== RECORDS SHOWN ==
=== Begin Enclosure ===
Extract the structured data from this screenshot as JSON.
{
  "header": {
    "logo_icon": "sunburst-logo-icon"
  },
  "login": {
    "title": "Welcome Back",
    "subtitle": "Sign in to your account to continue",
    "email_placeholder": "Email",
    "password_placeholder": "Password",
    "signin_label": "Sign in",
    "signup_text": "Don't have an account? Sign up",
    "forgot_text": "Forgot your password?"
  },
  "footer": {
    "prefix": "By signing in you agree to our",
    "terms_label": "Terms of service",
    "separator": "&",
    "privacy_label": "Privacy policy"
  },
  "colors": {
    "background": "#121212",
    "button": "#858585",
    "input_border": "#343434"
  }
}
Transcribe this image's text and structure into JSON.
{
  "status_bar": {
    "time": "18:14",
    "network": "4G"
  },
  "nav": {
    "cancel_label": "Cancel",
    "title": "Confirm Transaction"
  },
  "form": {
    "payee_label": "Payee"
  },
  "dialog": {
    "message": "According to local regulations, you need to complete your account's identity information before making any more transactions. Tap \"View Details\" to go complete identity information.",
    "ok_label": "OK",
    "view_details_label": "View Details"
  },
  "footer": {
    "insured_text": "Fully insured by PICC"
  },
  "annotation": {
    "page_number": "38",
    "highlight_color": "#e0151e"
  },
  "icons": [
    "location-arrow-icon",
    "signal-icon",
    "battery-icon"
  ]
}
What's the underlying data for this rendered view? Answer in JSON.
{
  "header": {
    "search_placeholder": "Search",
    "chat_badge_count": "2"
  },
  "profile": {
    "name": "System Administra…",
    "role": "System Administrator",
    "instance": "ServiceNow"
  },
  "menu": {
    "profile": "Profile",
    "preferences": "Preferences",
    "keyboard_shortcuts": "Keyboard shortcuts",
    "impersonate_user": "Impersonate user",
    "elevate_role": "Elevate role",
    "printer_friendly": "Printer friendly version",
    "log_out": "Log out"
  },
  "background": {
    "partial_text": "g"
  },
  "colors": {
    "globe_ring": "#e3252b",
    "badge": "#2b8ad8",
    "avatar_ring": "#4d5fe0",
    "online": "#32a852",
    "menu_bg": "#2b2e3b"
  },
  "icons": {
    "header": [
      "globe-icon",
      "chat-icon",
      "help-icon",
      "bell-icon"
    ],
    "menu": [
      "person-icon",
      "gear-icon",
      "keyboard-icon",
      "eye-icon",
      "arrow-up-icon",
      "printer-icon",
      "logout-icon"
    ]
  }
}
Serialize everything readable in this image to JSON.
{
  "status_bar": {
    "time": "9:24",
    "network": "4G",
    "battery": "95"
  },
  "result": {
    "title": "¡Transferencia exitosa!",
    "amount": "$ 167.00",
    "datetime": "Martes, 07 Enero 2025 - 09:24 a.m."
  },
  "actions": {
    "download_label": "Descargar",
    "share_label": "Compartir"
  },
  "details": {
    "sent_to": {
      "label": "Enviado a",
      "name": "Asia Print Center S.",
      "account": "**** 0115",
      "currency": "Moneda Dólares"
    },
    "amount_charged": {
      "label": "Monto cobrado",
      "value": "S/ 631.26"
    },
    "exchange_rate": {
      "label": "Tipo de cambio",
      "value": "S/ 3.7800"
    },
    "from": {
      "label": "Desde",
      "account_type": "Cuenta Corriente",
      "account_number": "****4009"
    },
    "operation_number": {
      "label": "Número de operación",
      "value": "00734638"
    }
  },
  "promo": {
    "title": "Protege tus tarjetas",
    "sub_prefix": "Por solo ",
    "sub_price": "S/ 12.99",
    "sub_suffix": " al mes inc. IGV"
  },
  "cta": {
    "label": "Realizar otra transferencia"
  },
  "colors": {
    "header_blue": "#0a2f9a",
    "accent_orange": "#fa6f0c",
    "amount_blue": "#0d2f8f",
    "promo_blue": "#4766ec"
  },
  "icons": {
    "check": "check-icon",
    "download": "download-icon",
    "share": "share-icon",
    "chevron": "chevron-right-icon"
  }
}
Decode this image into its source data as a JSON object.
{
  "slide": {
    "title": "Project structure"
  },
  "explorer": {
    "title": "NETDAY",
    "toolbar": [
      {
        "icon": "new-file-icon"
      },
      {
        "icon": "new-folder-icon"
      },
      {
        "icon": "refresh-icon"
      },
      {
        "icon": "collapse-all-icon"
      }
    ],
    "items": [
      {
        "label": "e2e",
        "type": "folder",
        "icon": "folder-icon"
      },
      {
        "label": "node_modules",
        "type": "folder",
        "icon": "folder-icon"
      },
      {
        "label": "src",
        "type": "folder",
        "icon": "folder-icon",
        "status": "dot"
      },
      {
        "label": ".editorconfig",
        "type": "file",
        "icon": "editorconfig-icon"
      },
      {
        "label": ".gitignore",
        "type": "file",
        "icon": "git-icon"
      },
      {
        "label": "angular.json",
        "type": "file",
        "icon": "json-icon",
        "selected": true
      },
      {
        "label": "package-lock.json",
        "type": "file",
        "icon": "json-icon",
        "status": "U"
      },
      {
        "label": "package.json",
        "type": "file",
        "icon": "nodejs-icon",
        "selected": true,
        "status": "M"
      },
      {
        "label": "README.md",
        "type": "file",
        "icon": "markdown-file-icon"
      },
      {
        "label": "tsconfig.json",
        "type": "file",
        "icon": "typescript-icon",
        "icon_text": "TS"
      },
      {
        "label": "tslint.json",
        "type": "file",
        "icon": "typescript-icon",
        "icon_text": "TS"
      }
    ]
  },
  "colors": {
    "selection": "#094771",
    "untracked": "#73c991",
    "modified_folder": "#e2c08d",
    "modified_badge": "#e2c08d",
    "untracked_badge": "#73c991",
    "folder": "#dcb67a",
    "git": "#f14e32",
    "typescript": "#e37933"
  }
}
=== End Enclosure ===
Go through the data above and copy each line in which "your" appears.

    "subtitle": "Sign in to your account to continue",
    "forgot_text": "Forgot your password?"
    "message": "According to local regulations, you need to complete your account's identity information before making any more transactions. Tap \"View Details\" to go complete identity information.",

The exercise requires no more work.